If you turned on the radio in the 1970s, the keyboard instrument that you were most likely to hear would be electric, not acoustic. As an improviser, the sounds that inspire and influence us stay inside us, resounding and resonating, and we draw upon it in certain moments. I’d been thinking for a few years about giving myself permission to record a few pieces on Rhodes, and a few pieces on this album presented themselves to me organically as crying out for that sound.
You started your career working with vocalists, Betty Carter in particular. So why did it take so long for you to use a vocalist on an album of your own?
I just find there’s so many that go ‘shooby dooby’ and don’t study the language of jazz as someone like Ella Fitzgerald did. This young woman, Veronica Swift, was born to two old-school beboppers, Hod O’Brien and Stephanie Nakasian. She has some stuff that you just can’t get in school. I was blown away to hear her because I didn't expect, with the way trends have been going in recent years, that I’d ever meet a young woman that could swing like that and sing ballads in a way that indicate that she’s really lived.
Given what’s happening in the culture, was it important for you to work with women for the first time on one of your albums?
I’ve recognized for years that there’s been a boys club in jazz, and I’ve just wanted some women who could really swing to step up to the plate.

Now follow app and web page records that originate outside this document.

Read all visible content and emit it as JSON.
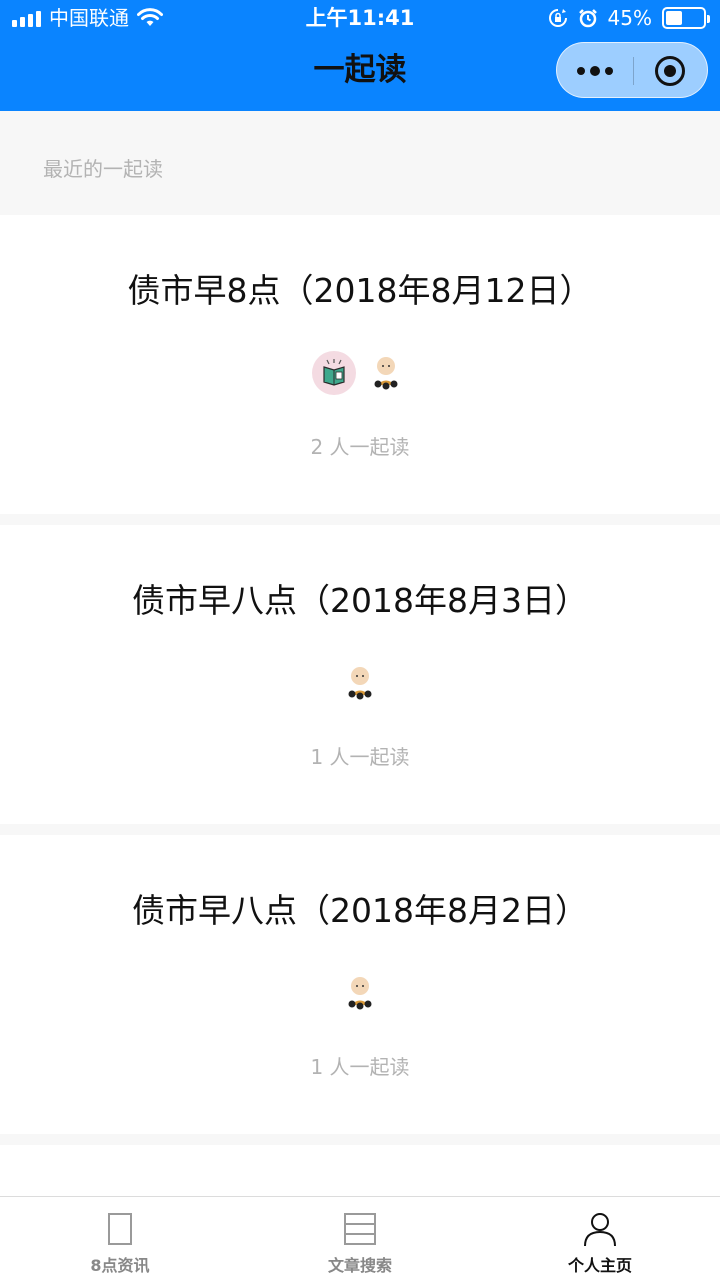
{
  "status_bar": {
    "carrier": "中国联通",
    "time": "上午11:41",
    "battery_percent": "45%",
    "battery_level": 0.45
  },
  "nav": {
    "title": "一起读",
    "more_icon": "more-dots-icon",
    "close_icon": "target-close-icon"
  },
  "section": {
    "header": "最近的一起读"
  },
  "cards": [
    {
      "title": "债市早8点（2018年8月12日）",
      "avatars": [
        "book-avatar",
        "monk-avatar"
      ],
      "readers": "2 人一起读"
    },
    {
      "title": "债市早八点（2018年8月3日）",
      "avatars": [
        "monk-avatar"
      ],
      "readers": "1 人一起读"
    },
    {
      "title": "债市早八点（2018年8月2日）",
      "avatars": [
        "monk-avatar"
      ],
      "readers": "1 人一起读"
    }
  ],
  "tabbar": {
    "tabs": [
      {
        "label": "8点资讯",
        "icon": "page-icon",
        "active": false
      },
      {
        "label": "文章搜索",
        "icon": "list-document-icon",
        "active": false
      },
      {
        "label": "个人主页",
        "icon": "person-icon",
        "active": true
      }
    ]
  },
  "colors": {
    "nav_blue": "#0a84ff",
    "muted_text": "#b3b3b3",
    "page_background": "#f7f7f7"
  }
}
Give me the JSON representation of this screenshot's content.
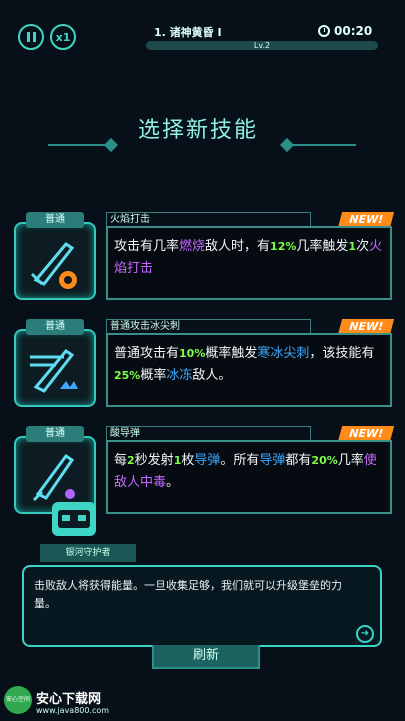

That is happening in a big way right now. We’re past it being a novelty. But quite honestly, I did not have an agenda to have women on my record. Be they male or female, they gotta be able to play.
The cover of Then and Now features a childhood photo. What comes to mind when you look at that kid?
It was pre-9/11, pre-Internet, pre-cell phones, pre-getting my heart broken. I was a very happy, innocent little kid. It’s empowering for me to look at photographs from my childhood because I had a very happy childhood and I’m still that same guy, so it takes me right back in my heart. It’s restorative to me spiritually.